The first indications of jewelry making began in Ancient Egypt between 3,000-5,000 years ago. Since then, jewelry has been widely used to adorn individuals and show signs of status, power, or attract a potential mate. Jewelry is considered antique when it was made over a 100 years ago. Vintage jewelry is considered vintage when it is at least 20-30 years old, but made within 100 years ago. Within these larger classifications, there are some smaller, more descriptive classifications for jewelry eras. These styles and eras of jewelry include Georgian, Victorian, Edwardian, Art Nouveau, Art Deco, Retro, & Modern.

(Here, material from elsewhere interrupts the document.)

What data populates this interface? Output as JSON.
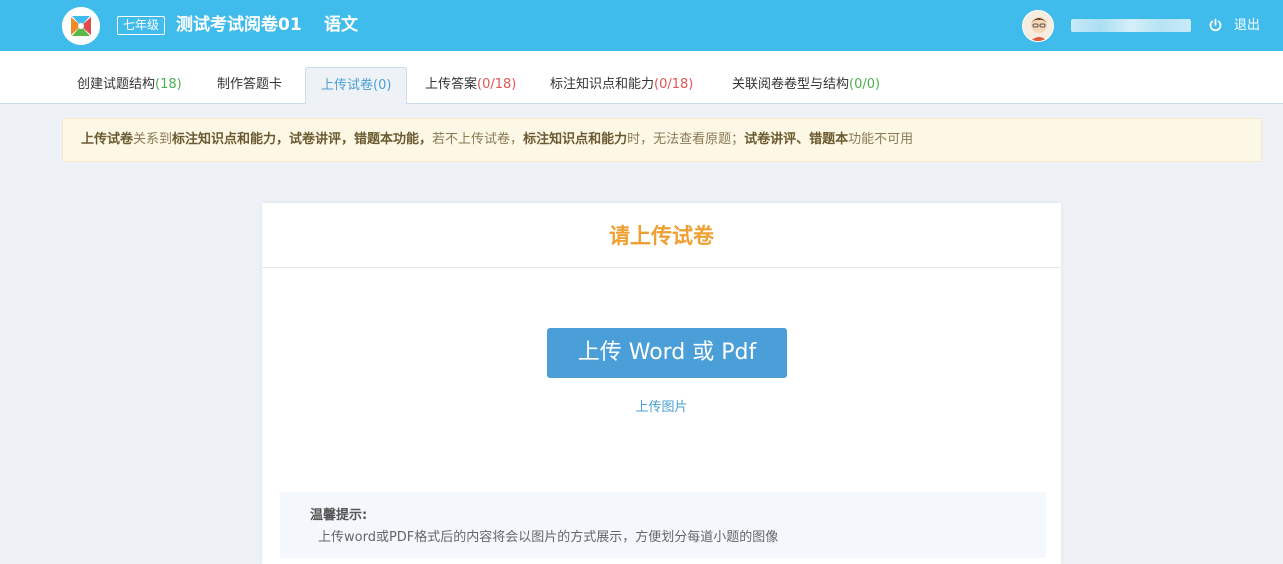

Georgian jewelry style was popular from 1714 to 1830. Georgian jewelry is very rare, and most pieces from this period have been modified to suit the current times. During the Georgian Period, gold was so expensive, so many of these pieces were cast in sterling and 18k gold. Diamond rings were often set in sterling silver with an overlay of gold to prevent the silver from tarnishing. Diamonds were often mine cut or rose cut. The technology of stone cutting machines and devices were not as advanced as today, so jewelry pieces were made to fit the stones that were available. It was very common to have Georgian jewelry with many different sizes of stones. Foil was also used to back the stones and make them refract more light.
The Victorian Era of jewelry spans from 1835-1900. The era is named after Queen Victoria of England, who was very well liked by her subjects, and jewelry styles mirrored her life stages. Fine jewelry became more accessible during this period as the emerging middle class in Europe began to take shape. Queen Elizabeth used an emerald, her birth stone, as her engagement ring, and colored stones became very popular. The Romantic Period, which occurred from 1837-1861, characterized her love for her husband, Prince Albert. Jewelry during this period symbolized love, confidence, and serenity while including flowers, hearts, and bows as common designs. Once Prince Albert died in 1861, Queen Elizabeth began wearing black jet and onyx jewelry to help her cope with morning. Once she came out of morning, Queen Elizabeth began to wear more whimsical styles of jewelry including stars, crescent moons, and dragon designs. As the Victorian Era was coming to a close, there was a mass discovery of diamonds in South Africa, and diamonds became the preferred stone again.
The Edwardian Period spanned from 1901 to 1915. The era is named after King Edward of Britain. Edwardian jewelry is characterized by graceful and elegant designs. The use of platinum in jewelry began to emerge during this time period. Popular designs include lacy, filigree styles with classic motifs utilizing pearls, platinum, and diamonds. White jewelry including platinum and white gold epitomized class and sophistication. Designers pulled many of their ideas from Ancient Roman, Greek, Napoleonic, and the French Baroque periods. The Edwardian came to an end as World War I broke out.
The Art Nouveau Period began around 1890 and ended around 1915. The overall theme of the period was romantic, mystical, and soft. Diamonds were not used very often during the era, but moonstones, opal, agate, amethyst, and amber became popular. Art Nouveau designers focused on hand crafting their pieces instead of mass producing them. Enameling jewelry became a very popular technique to add designs and create a stained glass effect.
The Art Deco Period spanned from 1915 to 1935. The era is characterized by bold, geometric shapes and straight lines. The style embodied the free-spirit mindset of the times. Art Deco was the style of the “Roaring Twenties.” The economy boom made jewelry pieces much more affordable, so the style was extremely popular. There were technological advancements in cutting techniques, which led to the creation of the beautiful round brilliant cut diamond. The use of platinum was still popular, but white gold, which was cheaper than yellow gold and platinum, became the standard of the time period. The Art Deco age changed the jewelry style forever.
Retro jewelry was popular from 1935-1950. The Retro Period was sandwiched between two terrible crises, the Great Depression and War World II. This time period is the golden age for Hollywood, so women saw the big, flashy rings in the movies and wanted them for themselves. Jewelry tended to be much larger than previous styles, because women desired for their jewelry pieces to be eye-catching. The motifs used during the era included bows, ribbons, and flowers. Gold became increasingly more popular due to a shortage of platinum. Designers became mixing different alloys to create rose gold and green gold. Large cut stones like Amethyst and Aquamarine were often accented by small diamonds.
In Baton Rouge, Gold & Silver of Louisiana sees jewelry styles of all eras come through our store. We buy and sell antique and vintage jewelry. We have a great selection of vintage jewelry, so stop by our store in Baton Rouge or call us today at 225-366-1000!